Doctoral Scholar Taking Foreclosure Findings to Conference in Lindau, Germany
Aug. 19, 2008
A UT Dallas graduate student is taking her South Dallas research to an international audience.
Tammy Leonard, a Ph.D. student in the School of Economic, Political and Policy Sciences, will attend the 2008 Lindau Meeting of Nobel Laureates in Economic Sciences Aug. 20-23.
At the conference, past Nobel laureates in economics will convene in Germany to meet with young economic researchers from around the world. Together they will reflect on current topics and trends and discuss the new frontiers of economic research.
“It will be a great opportunity to meet with the people who have shaped the discipline, as well as peers from the greatest universities from around the world,” said Leonard.
Leonard will share her research on urban economics at the Lindau meeting.
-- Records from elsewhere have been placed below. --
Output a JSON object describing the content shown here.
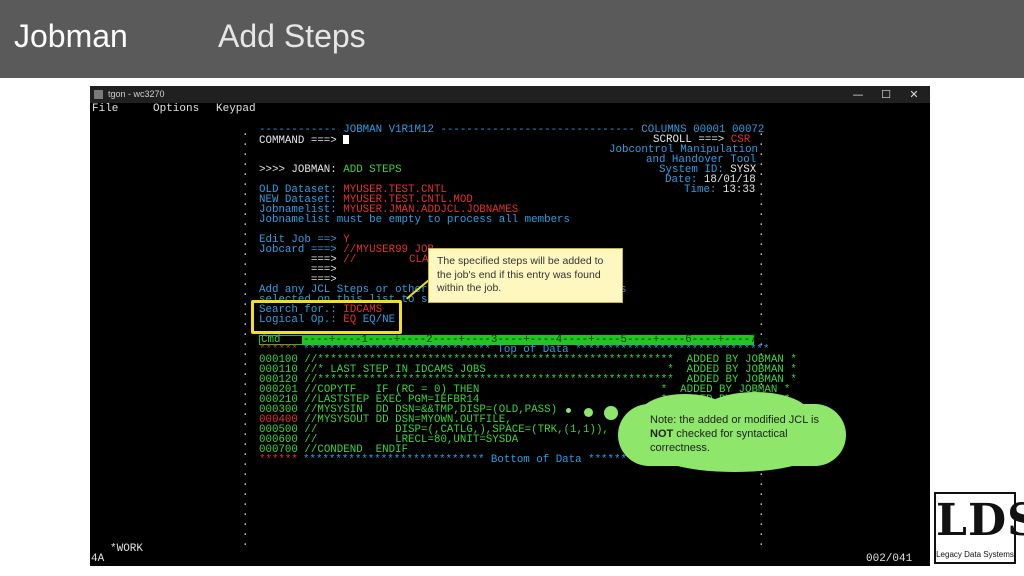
{
  "slide": {
    "title": "Jobman",
    "subtitle": "Add Steps"
  },
  "window": {
    "title": "tgon - wc3270",
    "menu": [
      "File",
      "Options",
      "Keypad"
    ],
    "controls": {
      "minimize": "—",
      "maximize": "☐",
      "close": "✕"
    }
  },
  "screen": {
    "header": "------------ JOBMAN V1R1M12 ------------------------------ COLUMNS 00001 00072",
    "command_label": "COMMAND ===>",
    "scroll": "SCROLL ===>",
    "scroll_value": "CSR",
    "jc1": "Jobcontrol Manipulation",
    "jc2": "and Handover Tool",
    "sysid_label": "System ID: ",
    "sysid_value": "SYSX",
    "date_label": "Date: ",
    "date_value": "18/01/18",
    "time_label": "Time: ",
    "time_value": "13:33",
    "prompt_prefix": ">>>> JOBMAN: ",
    "prompt_action": "ADD STEPS",
    "old_ds_label": "OLD Dataset: ",
    "old_ds_value": "MYUSER.TEST.CNTL",
    "new_ds_label": "NEW Dataset: ",
    "new_ds_value": "MYUSER.TEST.CNTL.MOD",
    "jnl_label": "Jobnamelist: ",
    "jnl_value": "MYUSER.JMAN.ADDJCL.JOBNAMES",
    "jnl_note": "Jobnamelist must be empty to process all members",
    "edit_job_label": "Edit Job ==> ",
    "edit_job_value": "Y",
    "jobcard_label": "Jobcard ===> ",
    "jobcard_value": "//MYUSER99 JOB",
    "jobcard2_label": "        ===> ",
    "jobcard2_value": "//",
    "jobcard2_tail": "CLA",
    "jobcard3": "        ===>",
    "jobcard4": "        ===>",
    "add_any": "Add any JCL Steps or other",
    "add_any_tail": "s",
    "selected": "selected on this list to sele",
    "search_label": "Search for.: ",
    "search_value": "IDCAMS",
    "logical_label": "Logical Op.: ",
    "logical_value": "EQ",
    "logical_options": "EQ/NE",
    "ruler_cmd": "Cmd",
    "ruler": "----+----1----+----2----+----3----+----4----+----5----+----6----+----7--",
    "top_of_data_prefix": "******",
    "top_of_data": "***************************** Top of Data ******************************",
    "lines": [
      {
        "num": "000100",
        "text": "//*******************************************************  ADDED BY JOBMAN *"
      },
      {
        "num": "000110",
        "text": "//* LAST STEP IN IDCAMS JOBS                            *  ADDED BY JOBMAN *"
      },
      {
        "num": "000120",
        "text": "//*******************************************************  ADDED BY JOBMAN *"
      },
      {
        "num": "000201",
        "text": "//COPYTF   IF (RC = 0) THEN                            *  ADDED BY JOBMAN *"
      },
      {
        "num": "000210",
        "text": "//LASTSTEP EXEC PGM=IEFBR14                            *  ADDED BY JOBMAN *"
      },
      {
        "num": "000300",
        "text": "//MYSYSIN  DD DSN=&&TMP,DISP=(OLD,PASS)                *  ADDED BY JOBMAN *"
      },
      {
        "num": "000400",
        "text": "//MYSYSOUT DD DSN=MYOWN.OUTFILE,                       *"
      },
      {
        "num": "000500",
        "text": "//            DISP=(,CATLG,),SPACE=(TRK,(1,1)),"
      },
      {
        "num": "000600",
        "text": "//            LRECL=80,UNIT=SYSDA"
      },
      {
        "num": "000700",
        "text": "//CONDEND  ENDIF"
      }
    ],
    "bottom_prefix": "******",
    "bottom_of_data": "**************************** Bottom of Data ****************************",
    "status_left": "4A",
    "status_work": "*WORK",
    "status_right": "002/041"
  },
  "tooltip": {
    "text": "The specified steps will be added to the job's end if this entry was found within the job."
  },
  "note": {
    "prefix": "Note: the added or modified JCL is ",
    "bold": "NOT",
    "suffix": " checked for syntactical correctness."
  },
  "logo": {
    "big": "LDS",
    "small": "Legacy Data Systems"
  },
  "colors": {
    "green": "#3cd23c",
    "turquoise": "#2a9fe0",
    "red": "#e23030",
    "yellow": "#f2e020",
    "cloud": "#8ee66a"
  }
}
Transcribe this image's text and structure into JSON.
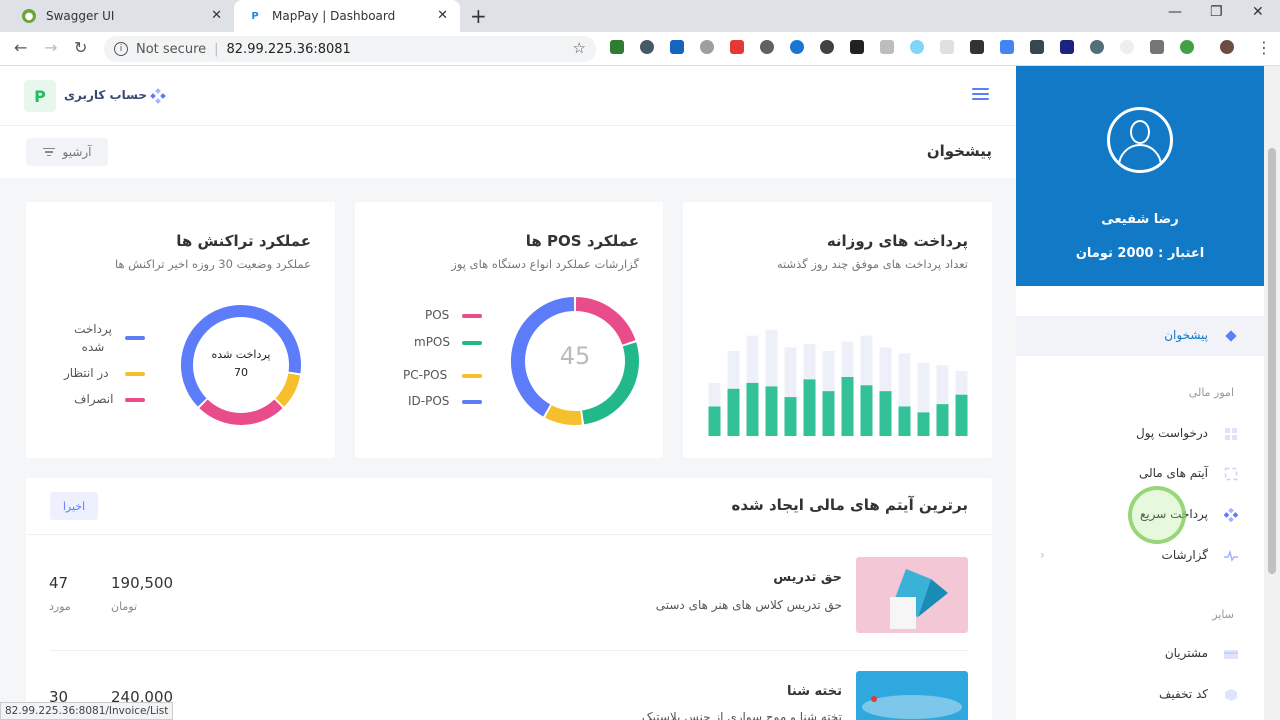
{
  "browser": {
    "tabs": [
      {
        "title": "Swagger UI",
        "favicon": "swagger-favicon"
      },
      {
        "title": "MapPay | Dashboard",
        "favicon": "mappay-favicon"
      }
    ],
    "security_label": "Not secure",
    "url": "82.99.225.36:8081",
    "status_url": "82.99.225.36:8081/Invoice/List"
  },
  "header": {
    "logo_letter": "P",
    "account_label": "حساب کاربری",
    "archive_label": "آرشیو",
    "page_title": "پیشخوان"
  },
  "sidebar": {
    "user_name": "رضا شفیعی",
    "credit": "اعتبار :  2000 تومان",
    "items": [
      {
        "label": "پیشخوان",
        "icon": "diamond-icon",
        "active": true
      },
      {
        "section": "امور مالی"
      },
      {
        "label": "درخواست پول",
        "icon": "grid-icon"
      },
      {
        "label": "آیتم های مالی",
        "icon": "frame-icon"
      },
      {
        "label": "پرداخت سریع",
        "icon": "diamonds-icon"
      },
      {
        "label": "گزارشات",
        "icon": "pulse-icon"
      },
      {
        "section": "سایر"
      },
      {
        "label": "مشتریان",
        "icon": "card-icon"
      },
      {
        "label": "کد تخفیف",
        "icon": "box-icon"
      }
    ]
  },
  "cards": {
    "daily": {
      "title": "پرداخت های روزانه",
      "subtitle": "تعداد پرداخت های موفق چند روز گذشته"
    },
    "pos": {
      "title": "عملکرد POS ها",
      "subtitle": "گزارشات عملکرد انواع دستگاه های پوز",
      "center_value": "45",
      "legend": [
        {
          "label": "POS",
          "color": "#e94c8b"
        },
        {
          "label": "mPOS",
          "color": "#22b88a"
        },
        {
          "label": "PC-POS",
          "color": "#f6c02c"
        },
        {
          "label": "ID-POS",
          "color": "#5c7cfa"
        }
      ]
    },
    "transactions": {
      "title": "عملکرد تراکنش ها",
      "subtitle": "عملکرد وضعیت 30 روزه اخیر تراکنش ها",
      "center_label": "پرداخت شده",
      "center_value": "70",
      "legend": [
        {
          "label": "پرداخت شده",
          "color": "#5c7cfa"
        },
        {
          "label": "در انتظار",
          "color": "#f6c02c"
        },
        {
          "label": "انصراف",
          "color": "#e94c8b"
        }
      ]
    }
  },
  "chart_data": [
    {
      "type": "bar",
      "values": [
        25,
        40,
        45,
        42,
        33,
        48,
        38,
        50,
        43,
        38,
        25,
        20,
        27,
        35
      ],
      "background_values": [
        45,
        72,
        85,
        90,
        75,
        78,
        72,
        80,
        85,
        75,
        70,
        62,
        60,
        55
      ],
      "colors": {
        "value": "#33c198",
        "background": "#eef0f9"
      }
    },
    {
      "type": "pie",
      "categories": [
        "POS",
        "mPOS",
        "PC-POS",
        "ID-POS"
      ],
      "values": [
        20,
        28,
        10,
        42
      ],
      "colors": [
        "#e94c8b",
        "#22b88a",
        "#f6c02c",
        "#5c7cfa"
      ]
    },
    {
      "type": "pie",
      "categories": [
        "پرداخت شده",
        "در انتظار",
        "انصراف"
      ],
      "values": [
        65,
        10,
        25
      ],
      "colors": [
        "#5c7cfa",
        "#f6c02c",
        "#e94c8b"
      ]
    }
  ],
  "list": {
    "title": "برترین آیتم های مالی ایجاد شده",
    "badge": "اخیرا",
    "items": [
      {
        "title": "حق تدریس",
        "desc": "حق تدریس کلاس های هنر های دستی",
        "amount": "190,500",
        "amount_unit": "تومان",
        "count": "47",
        "count_unit": "مورد"
      },
      {
        "title": "تخته شنا",
        "desc": "تخته شنا و موج سواری از جنس پلاستیک",
        "amount": "240,000",
        "amount_unit": "",
        "count": "30",
        "count_unit": ""
      }
    ]
  }
}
She has been working with UT Dallas economics professors Jim Murdoch, Rachel Croson and Catherine Eckel to study the local impacts of foreclosures and how people decide to make contributions to their local environments.
“I like the social justice implications of our research. It can have a positive impact by finding ways to remove barriers to advancement of individuals in poor neighborhoods,” Leonard said.
Leonard’s adviser, Economics Program Head Jim Murdoch, nominated her to attend. “Tammy is a good representative because she is interested in applying economic theory and models to important social problems like the foreclosure crisis. She has the passion, skills and attitude for research that we strive to instill in all of our graduate students,” Murdoch said.
Leonard is not only looking forward to building a worldwide network of colleagues in Lindau, she is also excited about learning from their research. “Economic development is very contextually driven. It will be interesting to compare our work with others,” she said.
Leonard began the economics Ph.D. program in 2005. Upon completing her Ph.D. in May, she would like to pursue an academic career and continue with the neighborhood research she began at UT Dallas.
Leonard says she’s appreciative of the support she’s received in the School of Economic, Political and Policy Sciences. “It’s been very easy to work with the faculty here, particularly Drs. Murdoch, Arce, Berg, Croson and Eckel. The opportunities at UT Dallas have been plentiful,” she said.